[Excerpts from an interface dataset]
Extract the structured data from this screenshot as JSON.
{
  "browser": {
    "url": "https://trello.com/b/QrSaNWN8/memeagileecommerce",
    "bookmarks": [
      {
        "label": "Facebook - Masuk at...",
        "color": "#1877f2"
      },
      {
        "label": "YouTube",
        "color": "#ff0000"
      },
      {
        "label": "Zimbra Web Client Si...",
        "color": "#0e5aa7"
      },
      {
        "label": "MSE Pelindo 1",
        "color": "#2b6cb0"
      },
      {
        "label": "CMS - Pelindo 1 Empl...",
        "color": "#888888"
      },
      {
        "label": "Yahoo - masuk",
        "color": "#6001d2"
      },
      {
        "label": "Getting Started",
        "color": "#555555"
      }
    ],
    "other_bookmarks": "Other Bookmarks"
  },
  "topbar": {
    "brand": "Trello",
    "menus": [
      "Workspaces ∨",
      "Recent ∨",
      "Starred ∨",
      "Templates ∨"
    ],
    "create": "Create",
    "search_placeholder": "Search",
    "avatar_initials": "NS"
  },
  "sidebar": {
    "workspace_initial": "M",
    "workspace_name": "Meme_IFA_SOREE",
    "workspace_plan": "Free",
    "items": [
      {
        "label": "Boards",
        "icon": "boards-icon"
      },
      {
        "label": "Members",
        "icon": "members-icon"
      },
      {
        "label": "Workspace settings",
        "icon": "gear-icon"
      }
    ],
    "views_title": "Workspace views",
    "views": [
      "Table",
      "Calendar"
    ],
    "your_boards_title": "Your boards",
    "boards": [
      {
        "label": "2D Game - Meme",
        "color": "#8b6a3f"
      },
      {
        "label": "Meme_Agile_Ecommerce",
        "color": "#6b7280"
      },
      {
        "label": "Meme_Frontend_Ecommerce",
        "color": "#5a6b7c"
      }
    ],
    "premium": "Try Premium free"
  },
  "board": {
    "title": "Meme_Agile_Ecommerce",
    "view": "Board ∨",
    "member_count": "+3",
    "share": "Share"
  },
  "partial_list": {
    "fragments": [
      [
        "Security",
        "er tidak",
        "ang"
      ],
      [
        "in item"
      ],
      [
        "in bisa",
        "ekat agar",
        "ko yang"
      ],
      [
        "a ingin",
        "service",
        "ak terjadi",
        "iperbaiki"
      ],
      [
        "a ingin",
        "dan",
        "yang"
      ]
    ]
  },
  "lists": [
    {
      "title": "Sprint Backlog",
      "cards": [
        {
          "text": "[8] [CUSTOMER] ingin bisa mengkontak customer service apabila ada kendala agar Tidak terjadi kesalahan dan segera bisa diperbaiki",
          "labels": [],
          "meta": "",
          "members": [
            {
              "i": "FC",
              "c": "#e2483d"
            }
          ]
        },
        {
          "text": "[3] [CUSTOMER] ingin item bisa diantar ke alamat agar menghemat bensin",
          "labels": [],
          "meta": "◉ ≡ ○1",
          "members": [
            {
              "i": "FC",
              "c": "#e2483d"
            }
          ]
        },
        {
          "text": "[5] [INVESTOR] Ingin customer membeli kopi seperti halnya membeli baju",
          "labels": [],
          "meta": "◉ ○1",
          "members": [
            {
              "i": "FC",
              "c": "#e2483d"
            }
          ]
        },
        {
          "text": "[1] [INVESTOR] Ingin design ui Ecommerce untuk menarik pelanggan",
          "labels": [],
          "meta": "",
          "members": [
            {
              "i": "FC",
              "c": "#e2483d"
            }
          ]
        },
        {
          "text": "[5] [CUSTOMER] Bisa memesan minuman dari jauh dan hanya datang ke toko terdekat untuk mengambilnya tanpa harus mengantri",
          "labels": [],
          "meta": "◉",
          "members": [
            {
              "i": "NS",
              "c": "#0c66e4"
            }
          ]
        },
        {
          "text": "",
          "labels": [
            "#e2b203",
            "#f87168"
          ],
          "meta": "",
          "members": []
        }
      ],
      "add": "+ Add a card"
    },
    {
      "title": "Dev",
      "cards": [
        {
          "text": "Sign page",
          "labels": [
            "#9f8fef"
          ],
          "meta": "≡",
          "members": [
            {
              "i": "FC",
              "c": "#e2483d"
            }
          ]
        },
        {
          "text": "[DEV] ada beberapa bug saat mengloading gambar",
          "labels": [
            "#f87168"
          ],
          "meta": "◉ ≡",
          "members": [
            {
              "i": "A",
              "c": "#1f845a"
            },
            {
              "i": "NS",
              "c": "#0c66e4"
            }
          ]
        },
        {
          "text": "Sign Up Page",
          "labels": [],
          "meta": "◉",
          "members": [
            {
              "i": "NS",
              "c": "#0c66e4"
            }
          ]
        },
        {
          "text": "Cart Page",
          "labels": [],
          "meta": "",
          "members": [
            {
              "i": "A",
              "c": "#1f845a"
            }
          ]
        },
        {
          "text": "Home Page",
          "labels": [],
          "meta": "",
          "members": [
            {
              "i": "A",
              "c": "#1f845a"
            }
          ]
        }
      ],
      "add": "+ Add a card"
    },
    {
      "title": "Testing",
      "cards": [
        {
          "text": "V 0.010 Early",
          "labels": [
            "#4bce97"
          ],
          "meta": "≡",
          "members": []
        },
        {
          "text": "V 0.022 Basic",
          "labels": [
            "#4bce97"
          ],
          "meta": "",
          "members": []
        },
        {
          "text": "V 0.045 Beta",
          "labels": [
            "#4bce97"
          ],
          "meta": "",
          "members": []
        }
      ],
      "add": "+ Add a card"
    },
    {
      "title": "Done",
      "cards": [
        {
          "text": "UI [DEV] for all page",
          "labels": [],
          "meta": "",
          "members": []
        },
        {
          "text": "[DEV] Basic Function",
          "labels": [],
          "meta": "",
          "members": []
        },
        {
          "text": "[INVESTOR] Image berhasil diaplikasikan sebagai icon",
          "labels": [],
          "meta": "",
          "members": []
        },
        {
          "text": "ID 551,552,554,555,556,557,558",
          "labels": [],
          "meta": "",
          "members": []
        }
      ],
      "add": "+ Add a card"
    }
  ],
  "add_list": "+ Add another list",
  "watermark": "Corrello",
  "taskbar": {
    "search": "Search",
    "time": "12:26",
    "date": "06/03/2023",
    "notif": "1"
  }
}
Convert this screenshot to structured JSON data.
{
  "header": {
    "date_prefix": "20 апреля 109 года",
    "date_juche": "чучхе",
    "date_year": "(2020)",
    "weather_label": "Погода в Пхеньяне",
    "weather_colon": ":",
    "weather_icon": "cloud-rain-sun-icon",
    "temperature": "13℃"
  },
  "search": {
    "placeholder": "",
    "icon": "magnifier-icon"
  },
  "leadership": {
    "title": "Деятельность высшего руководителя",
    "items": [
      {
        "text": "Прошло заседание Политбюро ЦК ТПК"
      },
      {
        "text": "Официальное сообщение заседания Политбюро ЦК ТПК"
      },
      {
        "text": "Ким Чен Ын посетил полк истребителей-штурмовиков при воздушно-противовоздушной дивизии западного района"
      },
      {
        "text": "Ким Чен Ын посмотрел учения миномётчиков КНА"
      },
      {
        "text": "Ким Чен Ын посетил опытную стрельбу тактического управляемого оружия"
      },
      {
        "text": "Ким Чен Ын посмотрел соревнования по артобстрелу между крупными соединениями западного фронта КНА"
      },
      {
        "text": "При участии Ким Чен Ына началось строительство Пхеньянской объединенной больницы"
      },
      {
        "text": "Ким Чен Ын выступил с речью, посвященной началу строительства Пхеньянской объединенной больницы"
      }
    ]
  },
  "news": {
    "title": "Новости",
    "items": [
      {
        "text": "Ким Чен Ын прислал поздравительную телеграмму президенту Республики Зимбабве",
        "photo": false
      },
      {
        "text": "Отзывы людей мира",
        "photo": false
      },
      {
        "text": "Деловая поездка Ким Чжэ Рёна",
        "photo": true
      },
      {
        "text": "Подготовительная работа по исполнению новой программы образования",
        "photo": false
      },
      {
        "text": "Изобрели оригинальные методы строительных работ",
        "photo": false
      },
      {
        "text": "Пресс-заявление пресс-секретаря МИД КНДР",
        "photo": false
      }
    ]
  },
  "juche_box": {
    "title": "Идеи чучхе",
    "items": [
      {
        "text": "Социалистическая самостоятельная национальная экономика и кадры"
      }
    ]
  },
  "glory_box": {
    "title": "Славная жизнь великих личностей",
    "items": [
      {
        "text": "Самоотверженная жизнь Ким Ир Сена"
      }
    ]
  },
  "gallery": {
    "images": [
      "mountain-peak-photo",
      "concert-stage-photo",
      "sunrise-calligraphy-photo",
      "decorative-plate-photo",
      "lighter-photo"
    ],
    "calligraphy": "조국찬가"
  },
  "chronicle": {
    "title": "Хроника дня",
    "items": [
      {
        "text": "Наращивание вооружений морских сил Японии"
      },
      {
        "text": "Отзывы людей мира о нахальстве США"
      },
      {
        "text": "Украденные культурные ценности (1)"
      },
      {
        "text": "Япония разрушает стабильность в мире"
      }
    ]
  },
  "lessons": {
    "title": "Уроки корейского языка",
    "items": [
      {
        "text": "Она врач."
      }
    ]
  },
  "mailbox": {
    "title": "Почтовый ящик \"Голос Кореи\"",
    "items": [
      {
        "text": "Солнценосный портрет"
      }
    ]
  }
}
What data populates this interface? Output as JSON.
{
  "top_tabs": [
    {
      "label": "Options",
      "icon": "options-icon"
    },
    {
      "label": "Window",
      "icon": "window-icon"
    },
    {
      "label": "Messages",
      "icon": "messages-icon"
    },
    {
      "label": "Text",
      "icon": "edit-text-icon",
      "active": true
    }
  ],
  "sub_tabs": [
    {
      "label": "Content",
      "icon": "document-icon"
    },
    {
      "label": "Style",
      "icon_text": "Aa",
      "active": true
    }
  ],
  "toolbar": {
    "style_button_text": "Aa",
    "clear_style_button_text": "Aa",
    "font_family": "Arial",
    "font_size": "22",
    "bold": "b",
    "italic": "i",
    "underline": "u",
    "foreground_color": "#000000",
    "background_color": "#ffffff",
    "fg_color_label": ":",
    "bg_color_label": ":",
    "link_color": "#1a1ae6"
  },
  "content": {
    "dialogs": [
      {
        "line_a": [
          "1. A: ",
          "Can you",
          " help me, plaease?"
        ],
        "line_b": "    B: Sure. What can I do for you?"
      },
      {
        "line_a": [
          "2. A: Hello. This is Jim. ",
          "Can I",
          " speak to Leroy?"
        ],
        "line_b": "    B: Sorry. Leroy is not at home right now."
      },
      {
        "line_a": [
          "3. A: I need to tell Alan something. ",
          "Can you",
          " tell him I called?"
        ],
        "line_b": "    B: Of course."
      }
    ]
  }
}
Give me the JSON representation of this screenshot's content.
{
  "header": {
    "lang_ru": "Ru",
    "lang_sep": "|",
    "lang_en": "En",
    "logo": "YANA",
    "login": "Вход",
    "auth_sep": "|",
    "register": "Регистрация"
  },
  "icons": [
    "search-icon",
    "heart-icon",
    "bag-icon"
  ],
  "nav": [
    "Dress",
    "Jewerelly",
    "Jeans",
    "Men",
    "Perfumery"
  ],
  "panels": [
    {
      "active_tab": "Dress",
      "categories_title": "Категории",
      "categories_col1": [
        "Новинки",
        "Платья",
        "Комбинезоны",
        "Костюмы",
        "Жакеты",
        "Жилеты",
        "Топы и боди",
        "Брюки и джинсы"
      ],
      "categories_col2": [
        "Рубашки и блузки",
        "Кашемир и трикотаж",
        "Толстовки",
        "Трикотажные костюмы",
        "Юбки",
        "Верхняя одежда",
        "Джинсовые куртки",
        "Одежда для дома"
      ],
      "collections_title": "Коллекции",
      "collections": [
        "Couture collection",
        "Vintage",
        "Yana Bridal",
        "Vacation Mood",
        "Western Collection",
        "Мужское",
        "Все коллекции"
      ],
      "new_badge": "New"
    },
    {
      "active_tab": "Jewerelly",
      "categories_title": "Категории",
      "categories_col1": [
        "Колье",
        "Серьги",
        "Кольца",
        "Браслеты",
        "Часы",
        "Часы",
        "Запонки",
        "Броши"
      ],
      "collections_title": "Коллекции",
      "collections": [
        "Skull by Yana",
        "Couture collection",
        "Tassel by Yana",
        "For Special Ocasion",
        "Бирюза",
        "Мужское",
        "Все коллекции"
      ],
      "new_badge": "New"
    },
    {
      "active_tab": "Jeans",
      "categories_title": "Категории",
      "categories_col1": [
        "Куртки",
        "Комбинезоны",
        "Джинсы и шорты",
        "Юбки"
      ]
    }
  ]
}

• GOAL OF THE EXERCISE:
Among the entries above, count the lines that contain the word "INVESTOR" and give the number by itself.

• OUTPUT FOR THIS TASK:
3